> YOUR INSTRUCTIONS: Can you reproduce the data beneath, keeping every line exact?

(GIVEN DATA)

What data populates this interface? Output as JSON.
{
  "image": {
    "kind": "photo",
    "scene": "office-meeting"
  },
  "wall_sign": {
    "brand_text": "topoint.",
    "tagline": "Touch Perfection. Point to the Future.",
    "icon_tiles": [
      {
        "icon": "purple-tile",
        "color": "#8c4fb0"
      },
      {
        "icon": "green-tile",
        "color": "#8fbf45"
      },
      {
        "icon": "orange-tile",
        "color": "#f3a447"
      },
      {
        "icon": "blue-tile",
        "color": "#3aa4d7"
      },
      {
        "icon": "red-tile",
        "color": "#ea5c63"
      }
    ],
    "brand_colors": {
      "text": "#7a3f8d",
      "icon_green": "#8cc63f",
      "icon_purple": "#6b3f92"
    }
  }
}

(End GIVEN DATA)

> RESULT OF THIS EXERCISE:
What data populates this interface? Output as JSON.
{
  "image": {
    "kind": "photo",
    "scene": "office-meeting"
  },
  "wall_sign": {
    "brand_text": "topoint.",
    "tagline": "Touch Perfection. Point to the Future.",
    "icon_tiles": [
      {
        "icon": "purple-tile",
        "color": "#8c4fb0"
      },
      {
        "icon": "green-tile",
        "color": "#8fbf45"
      },
      {
        "icon": "orange-tile",
        "color": "#f3a447"
      },
      {
        "icon": "blue-tile",
        "color": "#3aa4d7"
      },
      {
        "icon": "red-tile",
        "color": "#ea5c63"
      }
    ],
    "brand_colors": {
      "text": "#7a3f8d",
      "icon_green": "#8cc63f",
      "icon_purple": "#6b3f92"
    }
  }
}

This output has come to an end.